Unfortunately, killing predators such as badgers and lions is typical of the simplistic way humans deal with animals at the top of their food chain. We have a history of abusing, tormenting and killing animals like bears, lions, tigers, foxes and badgers.
Sometimes it's done for so-called sport, such as trophy hunting, and sometimes there is an attempt at justifying it, such as this cull, but it is fundamentally about getting rid of other predators.
Luckily, the world is starting to wake up and understand that we don't have to kill other predators, we can live alongside them. Schemes in other countries involving lions, dingoes, wolves and bears are showing that non-lethal ways of ensuring both people and animals stay safe and benefit from each other's presence are working.
Lions, badgers, what's the difference?
Britain's badger cull has entered its third year. Like the vast majority of animal welfare organizations and impartial scientists in this country, the League Against Cruel Sports is utterly opposed to this government policy. The arguments can be long and complicated, but simply put:
- We believe that the vast majority, if not all, bovine TB (bTB) outbreaks are caused by cattle, not badgers.
- Ongoing studies show significant drops in the rate of infection where measures are being taken to stop this cattle-to-cattle infection. This is particularly in Wales - where no badger culling is taking place.
- Even if badgers contribute to some outbreaks, culling badgers can cause survivors to flee into new areas, potentially causing an increase in bTB.
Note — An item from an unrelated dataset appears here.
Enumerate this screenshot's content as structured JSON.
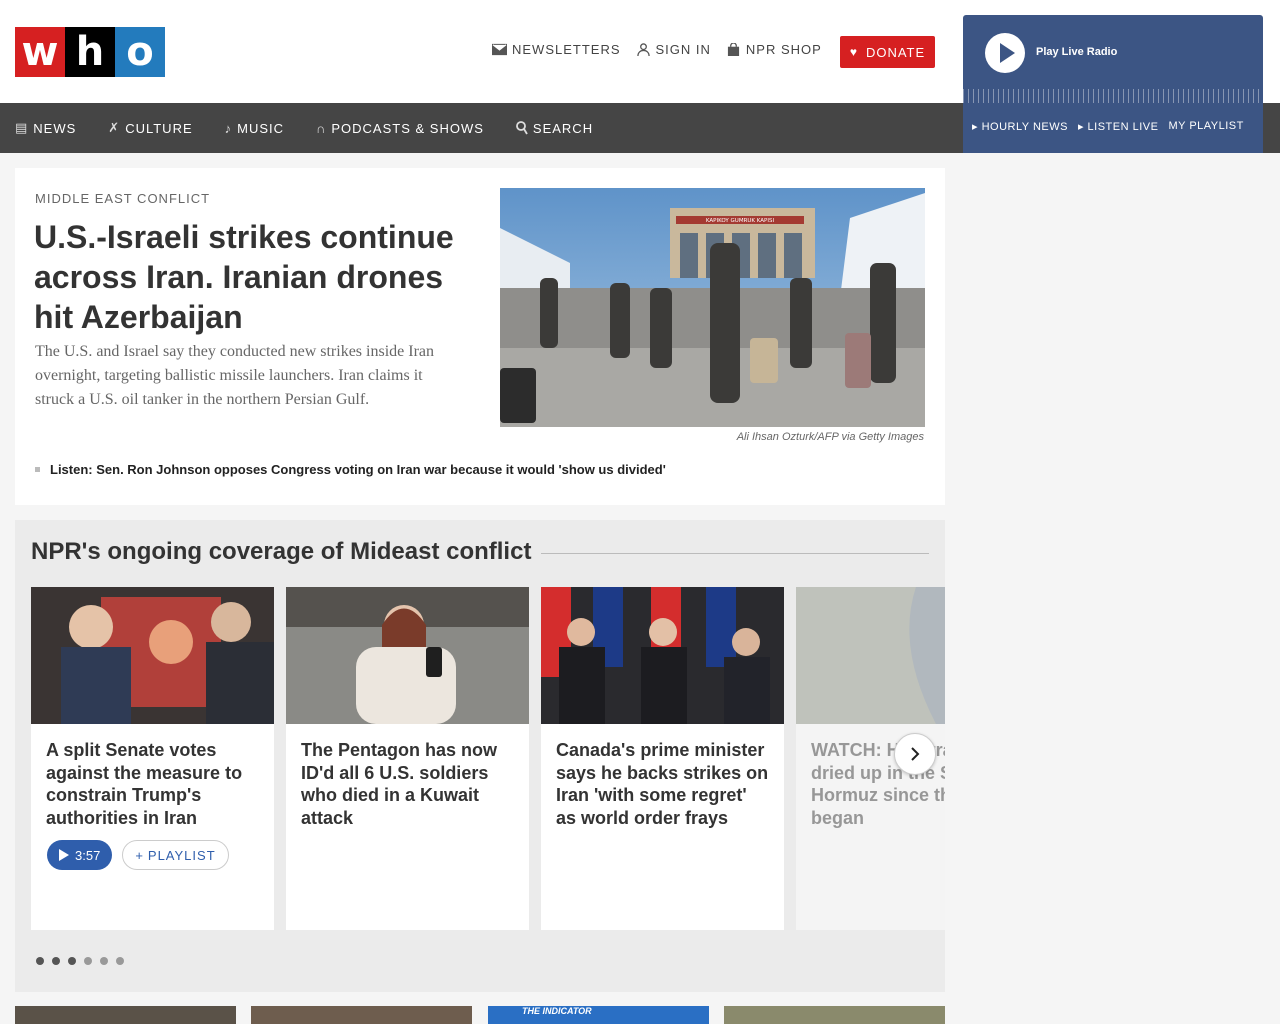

Compassionate conservation is the only way forward in terms of understanding and tackling diseases like bTB, and is the only moral way forward unless we want to wipe out every other living creature on the planet, which unfortunately seems to be the only policy on some people's agenda.